Collected data entries:
════
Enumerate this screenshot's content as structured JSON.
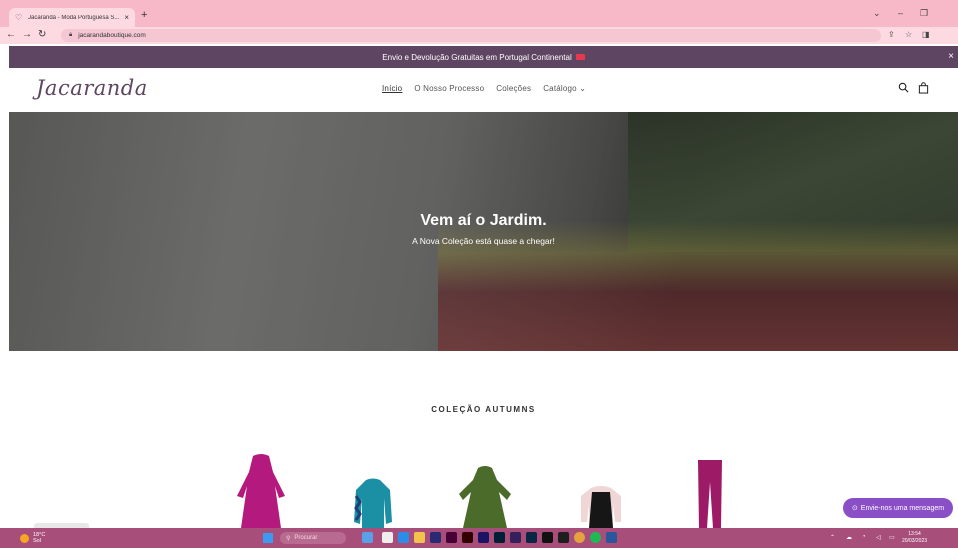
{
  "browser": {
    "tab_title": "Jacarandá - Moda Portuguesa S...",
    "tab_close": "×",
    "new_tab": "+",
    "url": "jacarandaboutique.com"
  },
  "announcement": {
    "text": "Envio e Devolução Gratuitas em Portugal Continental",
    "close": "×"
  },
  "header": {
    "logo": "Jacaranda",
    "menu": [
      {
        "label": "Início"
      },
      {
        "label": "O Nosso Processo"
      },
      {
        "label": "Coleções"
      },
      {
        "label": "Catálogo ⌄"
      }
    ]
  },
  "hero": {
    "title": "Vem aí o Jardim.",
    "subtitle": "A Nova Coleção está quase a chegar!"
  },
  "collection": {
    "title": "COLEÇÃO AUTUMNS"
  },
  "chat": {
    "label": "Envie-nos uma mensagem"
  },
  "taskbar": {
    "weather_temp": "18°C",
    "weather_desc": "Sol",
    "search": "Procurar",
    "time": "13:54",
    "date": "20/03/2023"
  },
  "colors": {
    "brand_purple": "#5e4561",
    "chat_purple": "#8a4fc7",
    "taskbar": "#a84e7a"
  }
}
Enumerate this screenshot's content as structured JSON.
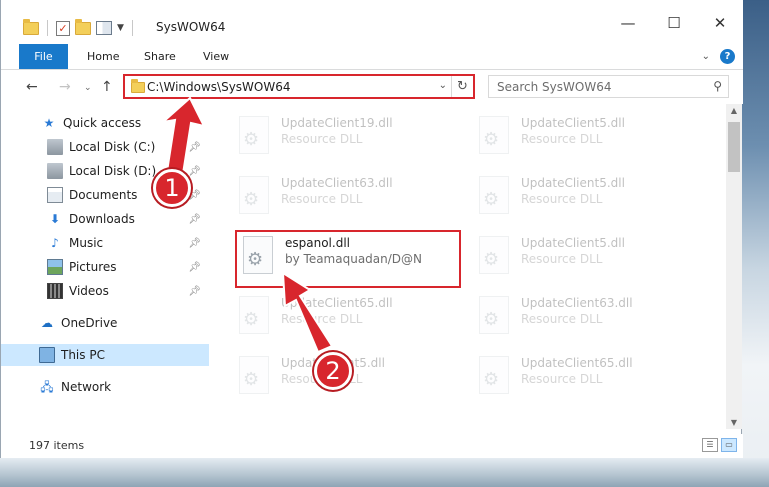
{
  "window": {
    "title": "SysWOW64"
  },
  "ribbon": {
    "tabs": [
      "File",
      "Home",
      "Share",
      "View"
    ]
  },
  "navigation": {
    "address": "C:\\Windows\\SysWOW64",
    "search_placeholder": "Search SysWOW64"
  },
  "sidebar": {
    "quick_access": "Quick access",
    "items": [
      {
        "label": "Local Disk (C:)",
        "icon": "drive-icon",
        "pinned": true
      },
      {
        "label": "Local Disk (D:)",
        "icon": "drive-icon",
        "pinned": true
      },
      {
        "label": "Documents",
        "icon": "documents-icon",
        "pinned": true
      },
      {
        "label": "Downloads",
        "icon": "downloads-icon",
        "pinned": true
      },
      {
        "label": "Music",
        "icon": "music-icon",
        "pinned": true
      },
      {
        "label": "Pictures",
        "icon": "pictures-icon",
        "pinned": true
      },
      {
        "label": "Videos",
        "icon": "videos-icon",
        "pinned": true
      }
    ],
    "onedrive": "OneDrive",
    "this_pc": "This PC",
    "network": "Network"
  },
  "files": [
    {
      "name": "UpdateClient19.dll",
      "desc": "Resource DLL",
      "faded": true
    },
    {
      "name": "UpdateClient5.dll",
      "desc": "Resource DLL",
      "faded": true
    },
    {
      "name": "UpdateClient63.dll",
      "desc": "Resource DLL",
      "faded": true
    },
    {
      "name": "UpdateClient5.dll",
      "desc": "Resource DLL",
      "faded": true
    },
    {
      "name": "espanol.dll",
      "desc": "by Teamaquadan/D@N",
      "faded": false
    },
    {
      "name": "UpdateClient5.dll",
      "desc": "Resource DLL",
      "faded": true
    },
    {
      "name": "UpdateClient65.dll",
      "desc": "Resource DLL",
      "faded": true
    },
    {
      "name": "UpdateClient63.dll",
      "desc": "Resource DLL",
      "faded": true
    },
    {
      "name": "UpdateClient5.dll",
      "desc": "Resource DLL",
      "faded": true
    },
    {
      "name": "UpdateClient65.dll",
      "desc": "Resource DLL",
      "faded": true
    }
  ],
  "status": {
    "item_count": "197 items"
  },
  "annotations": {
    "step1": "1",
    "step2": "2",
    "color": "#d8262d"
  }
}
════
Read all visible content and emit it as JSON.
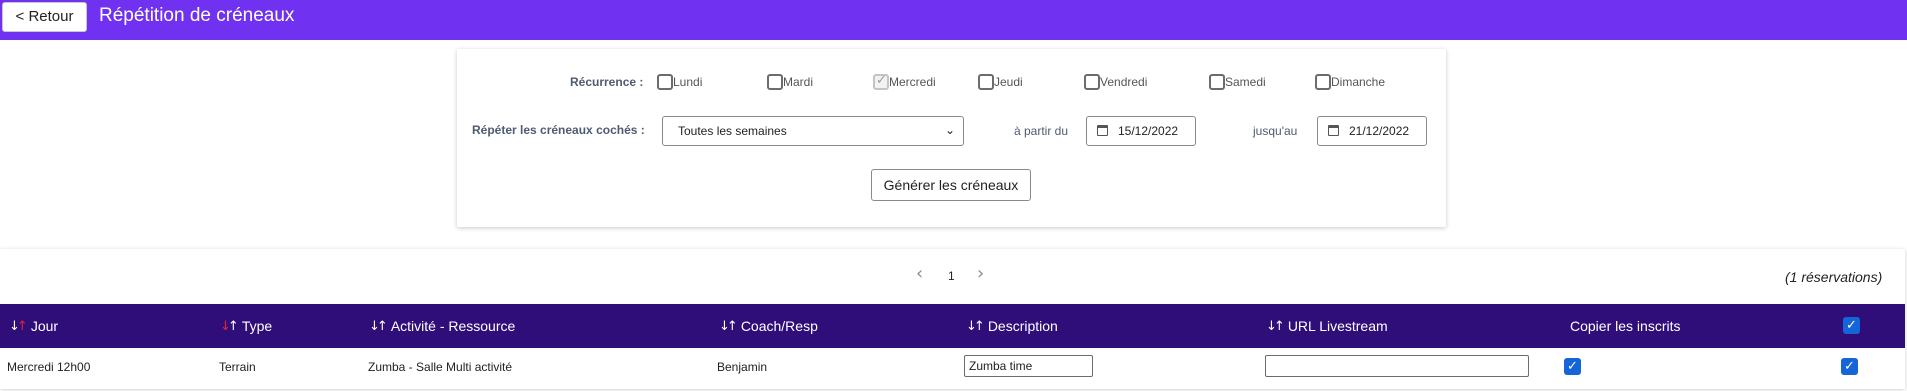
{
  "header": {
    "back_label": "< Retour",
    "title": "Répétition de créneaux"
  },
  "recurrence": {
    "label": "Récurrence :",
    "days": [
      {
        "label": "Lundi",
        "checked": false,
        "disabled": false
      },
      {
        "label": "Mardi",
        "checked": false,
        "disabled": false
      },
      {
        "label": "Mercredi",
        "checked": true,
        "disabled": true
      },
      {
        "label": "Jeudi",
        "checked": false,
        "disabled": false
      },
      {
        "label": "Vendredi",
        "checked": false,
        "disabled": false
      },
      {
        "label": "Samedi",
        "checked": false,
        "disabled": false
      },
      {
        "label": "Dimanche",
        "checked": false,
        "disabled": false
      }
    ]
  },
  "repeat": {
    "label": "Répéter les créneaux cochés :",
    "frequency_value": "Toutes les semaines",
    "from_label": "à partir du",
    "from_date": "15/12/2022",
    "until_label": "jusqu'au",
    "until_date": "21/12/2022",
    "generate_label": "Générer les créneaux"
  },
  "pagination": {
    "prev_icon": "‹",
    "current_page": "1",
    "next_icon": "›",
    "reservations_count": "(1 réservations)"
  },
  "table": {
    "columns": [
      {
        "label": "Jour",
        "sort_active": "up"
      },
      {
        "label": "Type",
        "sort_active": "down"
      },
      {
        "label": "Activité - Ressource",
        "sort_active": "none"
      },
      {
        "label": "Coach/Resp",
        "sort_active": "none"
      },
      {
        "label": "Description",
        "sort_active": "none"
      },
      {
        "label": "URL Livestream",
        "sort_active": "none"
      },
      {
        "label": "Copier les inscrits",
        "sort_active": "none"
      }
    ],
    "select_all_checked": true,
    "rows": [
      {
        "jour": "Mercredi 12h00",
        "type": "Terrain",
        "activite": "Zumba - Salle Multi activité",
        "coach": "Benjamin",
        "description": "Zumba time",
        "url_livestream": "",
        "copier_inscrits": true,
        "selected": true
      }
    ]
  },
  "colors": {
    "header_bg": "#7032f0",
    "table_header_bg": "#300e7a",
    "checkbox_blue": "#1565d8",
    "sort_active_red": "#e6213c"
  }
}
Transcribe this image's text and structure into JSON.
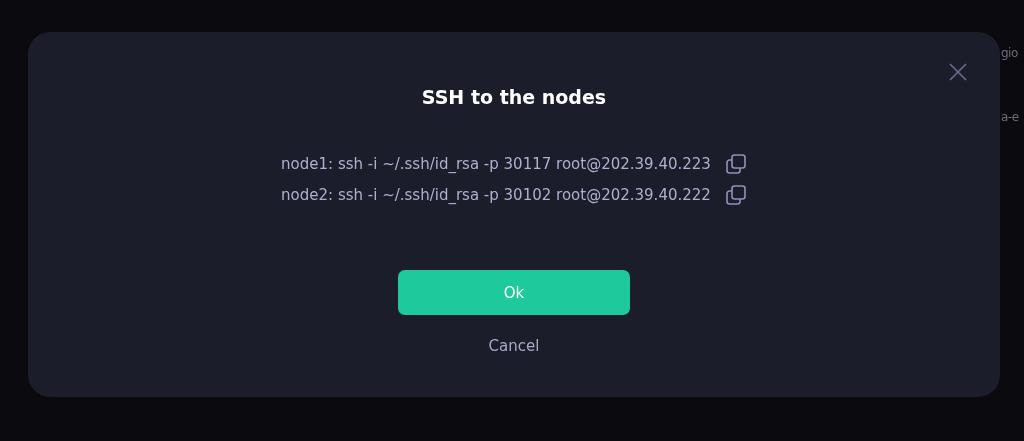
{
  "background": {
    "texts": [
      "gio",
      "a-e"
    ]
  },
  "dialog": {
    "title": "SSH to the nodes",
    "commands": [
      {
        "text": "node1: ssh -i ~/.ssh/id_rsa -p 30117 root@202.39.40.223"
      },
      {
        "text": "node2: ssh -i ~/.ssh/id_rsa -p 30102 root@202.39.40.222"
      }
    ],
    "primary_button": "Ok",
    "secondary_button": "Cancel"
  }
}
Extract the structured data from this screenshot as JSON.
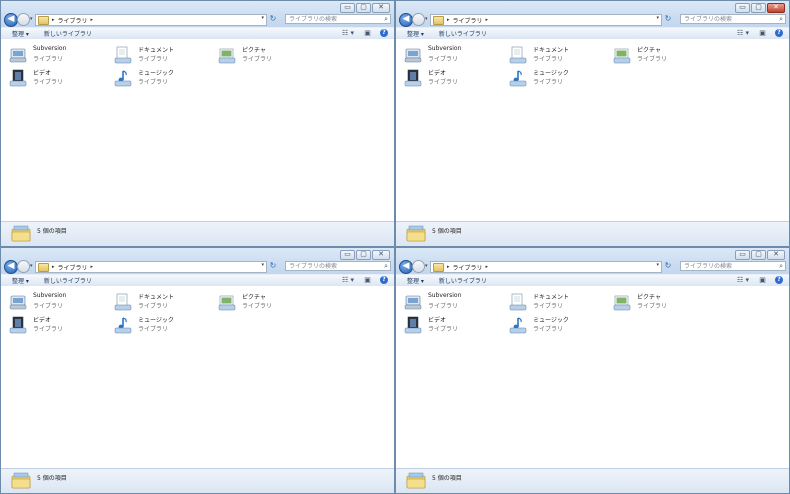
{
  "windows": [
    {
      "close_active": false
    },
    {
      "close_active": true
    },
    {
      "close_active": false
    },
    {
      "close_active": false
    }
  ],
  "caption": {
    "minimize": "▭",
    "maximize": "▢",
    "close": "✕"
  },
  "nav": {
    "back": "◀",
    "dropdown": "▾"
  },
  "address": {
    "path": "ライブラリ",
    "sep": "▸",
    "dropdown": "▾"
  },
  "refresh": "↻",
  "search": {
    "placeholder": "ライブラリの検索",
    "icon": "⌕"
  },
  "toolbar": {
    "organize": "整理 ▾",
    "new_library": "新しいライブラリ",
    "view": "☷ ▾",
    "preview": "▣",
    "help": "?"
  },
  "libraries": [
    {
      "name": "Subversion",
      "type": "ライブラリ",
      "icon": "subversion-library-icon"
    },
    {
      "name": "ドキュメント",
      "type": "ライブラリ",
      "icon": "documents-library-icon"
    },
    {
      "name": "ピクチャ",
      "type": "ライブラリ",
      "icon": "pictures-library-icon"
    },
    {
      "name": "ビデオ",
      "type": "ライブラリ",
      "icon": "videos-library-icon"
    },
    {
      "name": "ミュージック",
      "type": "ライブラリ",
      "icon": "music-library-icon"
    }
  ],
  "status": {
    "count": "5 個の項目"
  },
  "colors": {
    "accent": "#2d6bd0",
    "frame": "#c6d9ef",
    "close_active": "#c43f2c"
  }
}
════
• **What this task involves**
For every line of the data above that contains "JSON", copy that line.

• **Completed exercise**
Enumerate this screenshot's content as structured JSON.
Enumerate this screenshot's content as structured JSON.
Read all visible content and emit it as JSON.
Transcribe this image's text and structure into JSON.
Extract the structured data from this screenshot as JSON.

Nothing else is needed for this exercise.